[Data records for software interfaces]
<<<<
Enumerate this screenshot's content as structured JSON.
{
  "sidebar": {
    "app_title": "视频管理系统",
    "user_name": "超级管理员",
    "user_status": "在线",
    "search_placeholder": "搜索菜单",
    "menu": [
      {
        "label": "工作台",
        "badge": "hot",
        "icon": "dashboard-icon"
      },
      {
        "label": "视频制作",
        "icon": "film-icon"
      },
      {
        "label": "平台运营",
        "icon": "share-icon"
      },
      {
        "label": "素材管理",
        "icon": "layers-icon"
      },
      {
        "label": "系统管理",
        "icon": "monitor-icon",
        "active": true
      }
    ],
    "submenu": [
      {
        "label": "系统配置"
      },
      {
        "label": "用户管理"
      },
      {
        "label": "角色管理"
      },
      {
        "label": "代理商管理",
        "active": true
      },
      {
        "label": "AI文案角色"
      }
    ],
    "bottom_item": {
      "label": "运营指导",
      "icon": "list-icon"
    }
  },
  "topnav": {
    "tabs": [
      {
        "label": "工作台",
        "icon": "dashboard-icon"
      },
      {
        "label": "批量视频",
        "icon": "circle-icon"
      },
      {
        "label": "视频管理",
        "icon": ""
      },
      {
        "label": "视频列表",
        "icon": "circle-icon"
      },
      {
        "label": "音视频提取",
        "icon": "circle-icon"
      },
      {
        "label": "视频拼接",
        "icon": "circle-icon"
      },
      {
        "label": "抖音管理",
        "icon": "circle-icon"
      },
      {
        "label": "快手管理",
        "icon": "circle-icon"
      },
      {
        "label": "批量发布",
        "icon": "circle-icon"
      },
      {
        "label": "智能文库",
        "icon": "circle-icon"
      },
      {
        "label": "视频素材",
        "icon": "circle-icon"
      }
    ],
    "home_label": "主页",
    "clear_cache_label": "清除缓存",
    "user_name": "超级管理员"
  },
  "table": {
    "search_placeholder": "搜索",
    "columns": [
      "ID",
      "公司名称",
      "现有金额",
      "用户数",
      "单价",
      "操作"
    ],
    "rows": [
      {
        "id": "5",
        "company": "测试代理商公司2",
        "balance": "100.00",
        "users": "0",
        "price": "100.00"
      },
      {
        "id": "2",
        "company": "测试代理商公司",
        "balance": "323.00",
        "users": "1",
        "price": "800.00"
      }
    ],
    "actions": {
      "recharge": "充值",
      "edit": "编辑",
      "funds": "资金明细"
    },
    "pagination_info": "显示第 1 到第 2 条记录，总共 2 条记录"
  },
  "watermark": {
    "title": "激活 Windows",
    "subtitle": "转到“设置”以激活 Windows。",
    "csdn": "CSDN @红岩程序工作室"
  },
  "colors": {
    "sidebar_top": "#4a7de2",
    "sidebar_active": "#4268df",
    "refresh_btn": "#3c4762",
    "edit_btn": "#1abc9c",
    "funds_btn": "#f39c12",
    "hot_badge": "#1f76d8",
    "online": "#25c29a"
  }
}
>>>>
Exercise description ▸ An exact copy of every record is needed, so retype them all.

Response box ▸
Enumerate this screenshot's content as structured JSON.
{
  "sidebar": {
    "app_title": "视频管理系统",
    "user_name": "超级管理员",
    "user_status": "在线",
    "search_placeholder": "搜索菜单",
    "menu": [
      {
        "label": "工作台",
        "badge": "hot",
        "icon": "dashboard-icon"
      },
      {
        "label": "视频制作",
        "icon": "film-icon"
      },
      {
        "label": "平台运营",
        "icon": "share-icon"
      },
      {
        "label": "素材管理",
        "icon": "layers-icon"
      },
      {
        "label": "系统管理",
        "icon": "monitor-icon",
        "active": true
      }
    ],
    "submenu": [
      {
        "label": "系统配置"
      },
      {
        "label": "用户管理"
      },
      {
        "label": "角色管理"
      },
      {
        "label": "代理商管理",
        "active": true
      },
      {
        "label": "AI文案角色"
      }
    ],
    "bottom_item": {
      "label": "运营指导",
      "icon": "list-icon"
    }
  },
  "topnav": {
    "tabs": [
      {
        "label": "工作台",
        "icon": "dashboard-icon"
      },
      {
        "label": "批量视频",
        "icon": "circle-icon"
      },
      {
        "label": "视频管理",
        "icon": ""
      },
      {
        "label": "视频列表",
        "icon": "circle-icon"
      },
      {
        "label": "音视频提取",
        "icon": "circle-icon"
      },
      {
        "label": "视频拼接",
        "icon": "circle-icon"
      },
      {
        "label": "抖音管理",
        "icon": "circle-icon"
      },
      {
        "label": "快手管理",
        "icon": "circle-icon"
      },
      {
        "label": "批量发布",
        "icon": "circle-icon"
      },
      {
        "label": "智能文库",
        "icon": "circle-icon"
      },
      {
        "label": "视频素材",
        "icon": "circle-icon"
      }
    ],
    "home_label": "主页",
    "clear_cache_label": "清除缓存",
    "user_name": "超级管理员"
  },
  "table": {
    "search_placeholder": "搜索",
    "columns": [
      "ID",
      "公司名称",
      "现有金额",
      "用户数",
      "单价",
      "操作"
    ],
    "rows": [
      {
        "id": "5",
        "company": "测试代理商公司2",
        "balance": "100.00",
        "users": "0",
        "price": "100.00"
      },
      {
        "id": "2",
        "company": "测试代理商公司",
        "balance": "323.00",
        "users": "1",
        "price": "800.00"
      }
    ],
    "actions": {
      "recharge": "充值",
      "edit": "编辑",
      "funds": "资金明细"
    },
    "pagination_info": "显示第 1 到第 2 条记录，总共 2 条记录"
  },
  "watermark": {
    "title": "激活 Windows",
    "subtitle": "转到“设置”以激活 Windows。",
    "csdn": "CSDN @红岩程序工作室"
  },
  "colors": {
    "sidebar_top": "#4a7de2",
    "sidebar_active": "#4268df",
    "refresh_btn": "#3c4762",
    "edit_btn": "#1abc9c",
    "funds_btn": "#f39c12",
    "hot_badge": "#1f76d8",
    "online": "#25c29a"
  }
}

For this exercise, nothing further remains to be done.